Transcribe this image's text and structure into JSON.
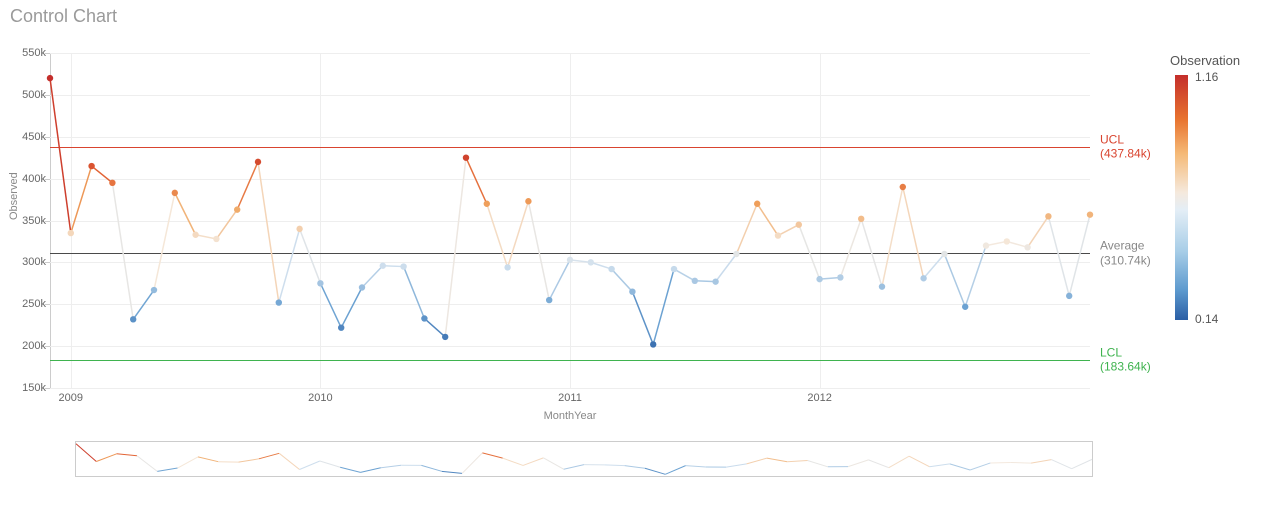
{
  "title": "Control Chart",
  "chart_data": {
    "type": "line",
    "title": "Control Chart",
    "xlabel": "MonthYear",
    "ylabel": "Observed",
    "ylim": [
      150000,
      550000
    ],
    "y_ticks": [
      150000,
      200000,
      250000,
      300000,
      350000,
      400000,
      450000,
      500000,
      550000
    ],
    "y_tick_labels": [
      "150k",
      "200k",
      "250k",
      "300k",
      "350k",
      "400k",
      "450k",
      "500k",
      "550k"
    ],
    "x_major_ticks": [
      "2009",
      "2010",
      "2011",
      "2012"
    ],
    "reference_lines": {
      "UCL": {
        "value": 437840,
        "label": "UCL",
        "value_label": "(437.84k)"
      },
      "Average": {
        "value": 310740,
        "label": "Average",
        "value_label": "(310.74k)"
      },
      "LCL": {
        "value": 183640,
        "label": "LCL",
        "value_label": "(183.64k)"
      }
    },
    "x": [
      "2008-12",
      "2009-01",
      "2009-02",
      "2009-03",
      "2009-04",
      "2009-05",
      "2009-06",
      "2009-07",
      "2009-08",
      "2009-09",
      "2009-10",
      "2009-11",
      "2009-12",
      "2010-01",
      "2010-02",
      "2010-03",
      "2010-04",
      "2010-05",
      "2010-06",
      "2010-07",
      "2010-08",
      "2010-09",
      "2010-10",
      "2010-11",
      "2010-12",
      "2011-01",
      "2011-02",
      "2011-03",
      "2011-04",
      "2011-05",
      "2011-06",
      "2011-07",
      "2011-08",
      "2011-09",
      "2011-10",
      "2011-11",
      "2011-12",
      "2012-01",
      "2012-02",
      "2012-03",
      "2012-04",
      "2012-05",
      "2012-06",
      "2012-07",
      "2012-08",
      "2012-09",
      "2012-10"
    ],
    "values": [
      520000,
      335000,
      415000,
      395000,
      232000,
      267000,
      383000,
      333000,
      328000,
      363000,
      420000,
      252000,
      340000,
      275000,
      222000,
      270000,
      296000,
      295000,
      233000,
      211000,
      425000,
      370000,
      294000,
      373000,
      255000,
      303000,
      300000,
      292000,
      265000,
      202000,
      292000,
      278000,
      277000,
      310000,
      370000,
      332000,
      345000,
      280000,
      282000,
      352000,
      271000,
      390000,
      281000,
      310000,
      247000,
      320000,
      325000
    ],
    "values_extra": [
      318000,
      355000,
      260000,
      357000
    ],
    "color_scale": {
      "name": "Observation",
      "min": 0.14,
      "max": 1.16
    }
  },
  "legend": {
    "title": "Observation",
    "top_label": "1.16",
    "bottom_label": "0.14"
  },
  "xlabel_display": "MonthYear"
}
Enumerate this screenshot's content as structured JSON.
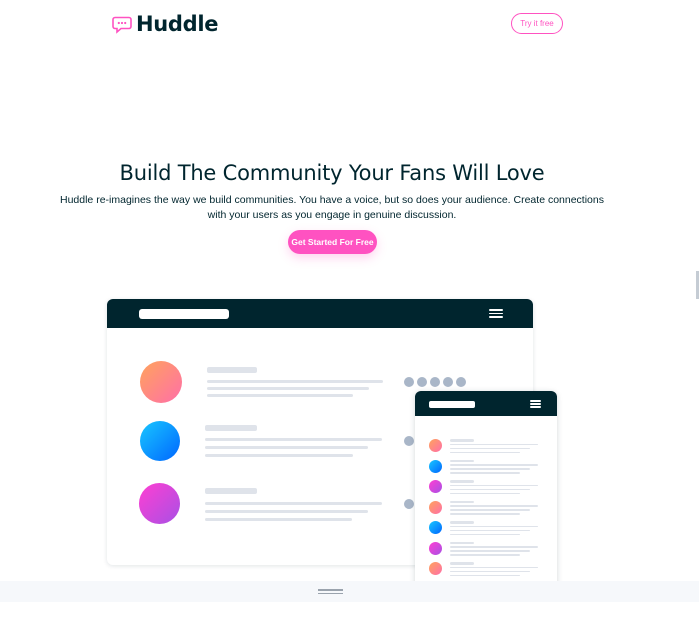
{
  "header": {
    "brand": "Huddle",
    "logo_icon": "chat-bubble-icon",
    "try_button_label": "Try it free"
  },
  "hero": {
    "title": "Build The Community Your Fans Will Love",
    "description": "Huddle re-imagines the way we build communities. You have a voice, but so does your audience. Create connections with your users as you engage in genuine discussion.",
    "cta_label": "Get Started For Free"
  },
  "illustration": {
    "desktop_avatars": [
      "orange-gradient-avatar",
      "blue-gradient-avatar",
      "purple-gradient-avatar"
    ],
    "mobile_avatars": [
      "orange",
      "blue",
      "purple",
      "orange",
      "blue",
      "purple",
      "orange"
    ]
  },
  "colors": {
    "accent": "#ff52c1",
    "dark": "#00252e",
    "placeholder": "#dfe3ea",
    "dot": "#a9b6c8"
  }
}
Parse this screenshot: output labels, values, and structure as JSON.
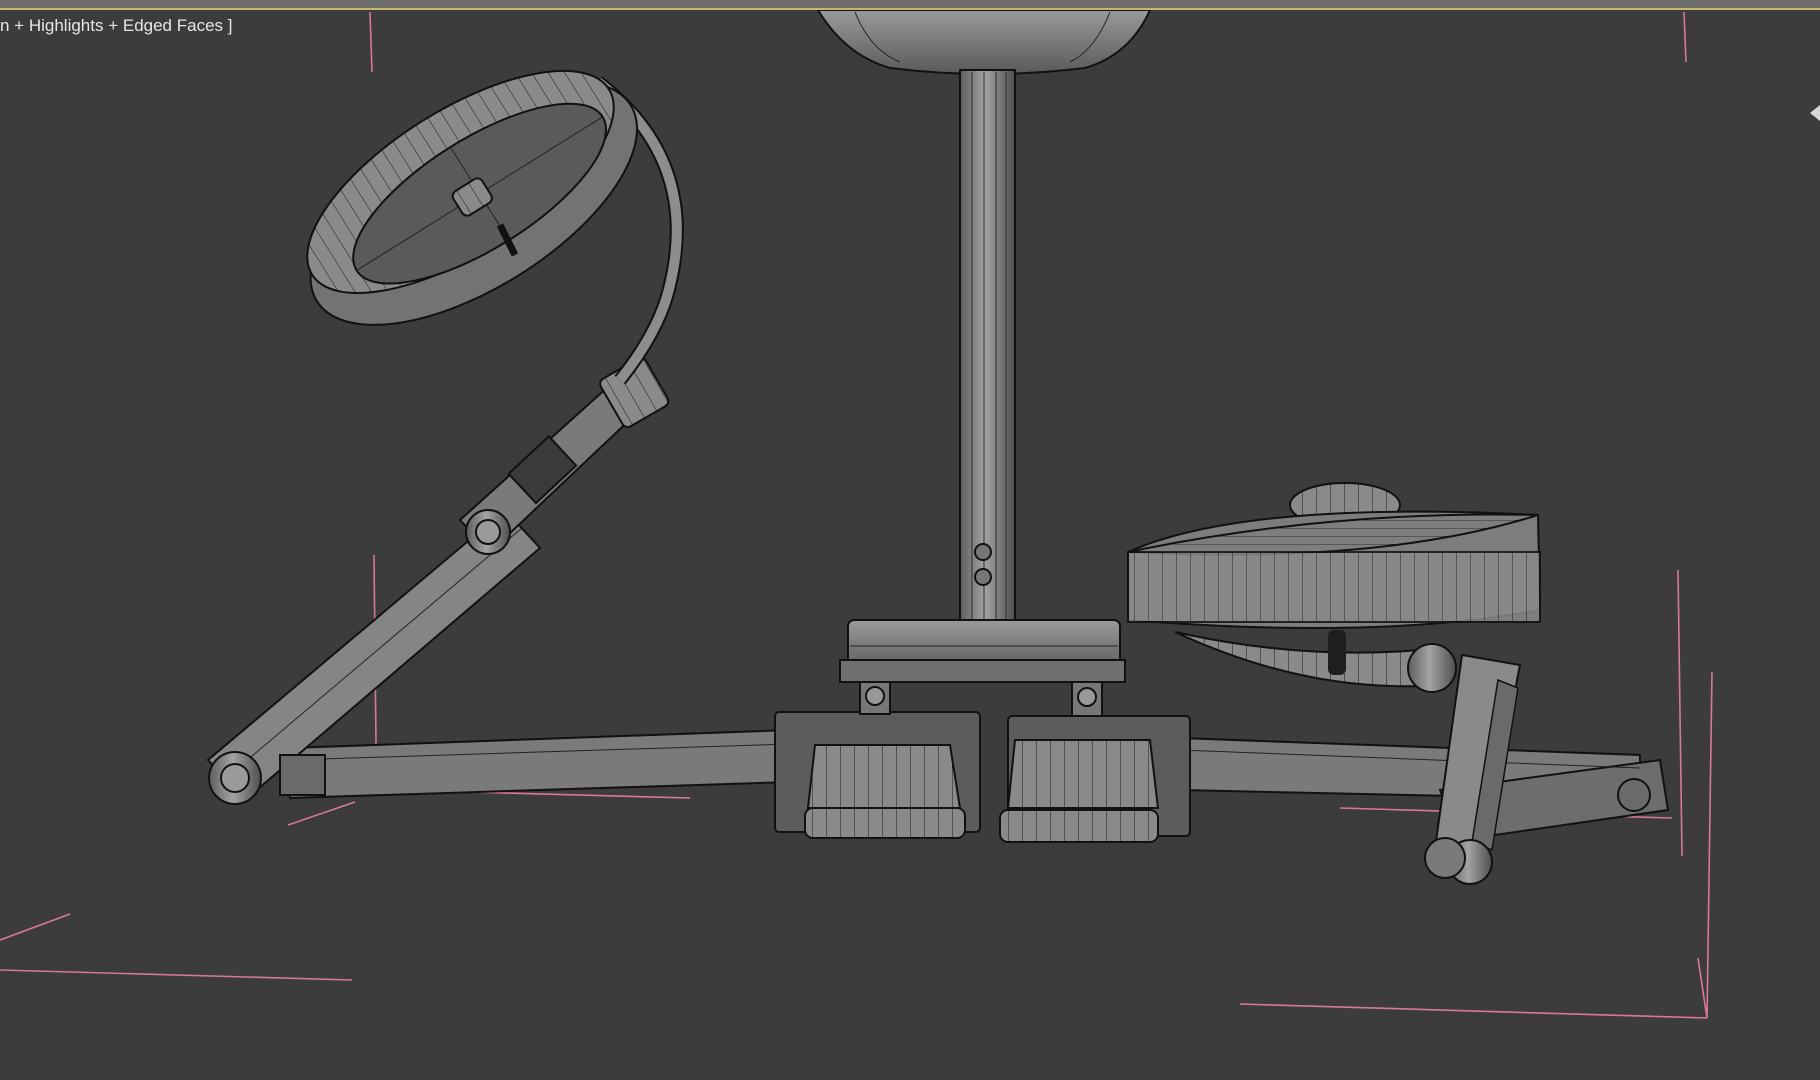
{
  "viewport": {
    "shading_label": "n + Highlights + Edged Faces ]",
    "background_color": "#3c3c3c",
    "bounding_box_color": "#e07aa0",
    "mesh_fill_color": "#8c8c8c",
    "mesh_edge_color": "#111111"
  },
  "scene": {
    "object": "surgical-lamp-model",
    "components": [
      "ceiling-cup",
      "central-pole",
      "pole-collar",
      "pole-base",
      "counterweight-left",
      "counterweight-right",
      "arm-left",
      "arm-right",
      "lamp-head-left",
      "lamp-head-right",
      "elbow-joint-left",
      "elbow-joint-right"
    ]
  }
}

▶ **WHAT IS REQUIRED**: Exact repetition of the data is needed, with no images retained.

▶ **ANSWER TO THIS EXERCISE**:
Transcribe this image's text and structure into JSON.
{
  "title": "Control Chart",
  "chart_data": {
    "type": "line",
    "title": "Control Chart",
    "xlabel": "MonthYear",
    "ylabel": "Observed",
    "ylim": [
      150000,
      550000
    ],
    "y_ticks": [
      150000,
      200000,
      250000,
      300000,
      350000,
      400000,
      450000,
      500000,
      550000
    ],
    "y_tick_labels": [
      "150k",
      "200k",
      "250k",
      "300k",
      "350k",
      "400k",
      "450k",
      "500k",
      "550k"
    ],
    "x_major_ticks": [
      "2009",
      "2010",
      "2011",
      "2012"
    ],
    "reference_lines": {
      "UCL": {
        "value": 437840,
        "label": "UCL",
        "value_label": "(437.84k)"
      },
      "Average": {
        "value": 310740,
        "label": "Average",
        "value_label": "(310.74k)"
      },
      "LCL": {
        "value": 183640,
        "label": "LCL",
        "value_label": "(183.64k)"
      }
    },
    "x": [
      "2008-12",
      "2009-01",
      "2009-02",
      "2009-03",
      "2009-04",
      "2009-05",
      "2009-06",
      "2009-07",
      "2009-08",
      "2009-09",
      "2009-10",
      "2009-11",
      "2009-12",
      "2010-01",
      "2010-02",
      "2010-03",
      "2010-04",
      "2010-05",
      "2010-06",
      "2010-07",
      "2010-08",
      "2010-09",
      "2010-10",
      "2010-11",
      "2010-12",
      "2011-01",
      "2011-02",
      "2011-03",
      "2011-04",
      "2011-05",
      "2011-06",
      "2011-07",
      "2011-08",
      "2011-09",
      "2011-10",
      "2011-11",
      "2011-12",
      "2012-01",
      "2012-02",
      "2012-03",
      "2012-04",
      "2012-05",
      "2012-06",
      "2012-07",
      "2012-08",
      "2012-09",
      "2012-10"
    ],
    "values": [
      520000,
      335000,
      415000,
      395000,
      232000,
      267000,
      383000,
      333000,
      328000,
      363000,
      420000,
      252000,
      340000,
      275000,
      222000,
      270000,
      296000,
      295000,
      233000,
      211000,
      425000,
      370000,
      294000,
      373000,
      255000,
      303000,
      300000,
      292000,
      265000,
      202000,
      292000,
      278000,
      277000,
      310000,
      370000,
      332000,
      345000,
      280000,
      282000,
      352000,
      271000,
      390000,
      281000,
      310000,
      247000,
      320000,
      325000
    ],
    "values_extra": [
      318000,
      355000,
      260000,
      357000
    ],
    "color_scale": {
      "name": "Observation",
      "min": 0.14,
      "max": 1.16
    }
  },
  "legend": {
    "title": "Observation",
    "top_label": "1.16",
    "bottom_label": "0.14"
  },
  "xlabel_display": "MonthYear"
}
Enumerate this screenshot's content as structured JSON.
{
  "header": {
    "brand": "Huddle",
    "logo_icon": "chat-bubble-icon",
    "try_button_label": "Try it free"
  },
  "hero": {
    "title": "Build The Community Your Fans Will Love",
    "description": "Huddle re-imagines the way we build communities. You have a voice, but so does your audience. Create connections with your users as you engage in genuine discussion.",
    "cta_label": "Get Started For Free"
  },
  "illustration": {
    "desktop_avatars": [
      "orange-gradient-avatar",
      "blue-gradient-avatar",
      "purple-gradient-avatar"
    ],
    "mobile_avatars": [
      "orange",
      "blue",
      "purple",
      "orange",
      "blue",
      "purple",
      "orange"
    ]
  },
  "colors": {
    "accent": "#ff52c1",
    "dark": "#00252e",
    "placeholder": "#dfe3ea",
    "dot": "#a9b6c8"
  }
}
Parse this screenshot: output labels, values, and structure as JSON.
{
  "viewport": {
    "shading_label": "n + Highlights + Edged Faces ]",
    "background_color": "#3c3c3c",
    "bounding_box_color": "#e07aa0",
    "mesh_fill_color": "#8c8c8c",
    "mesh_edge_color": "#111111"
  },
  "scene": {
    "object": "surgical-lamp-model",
    "components": [
      "ceiling-cup",
      "central-pole",
      "pole-collar",
      "pole-base",
      "counterweight-left",
      "counterweight-right",
      "arm-left",
      "arm-right",
      "lamp-head-left",
      "lamp-head-right",
      "elbow-joint-left",
      "elbow-joint-right"
    ]
  }
}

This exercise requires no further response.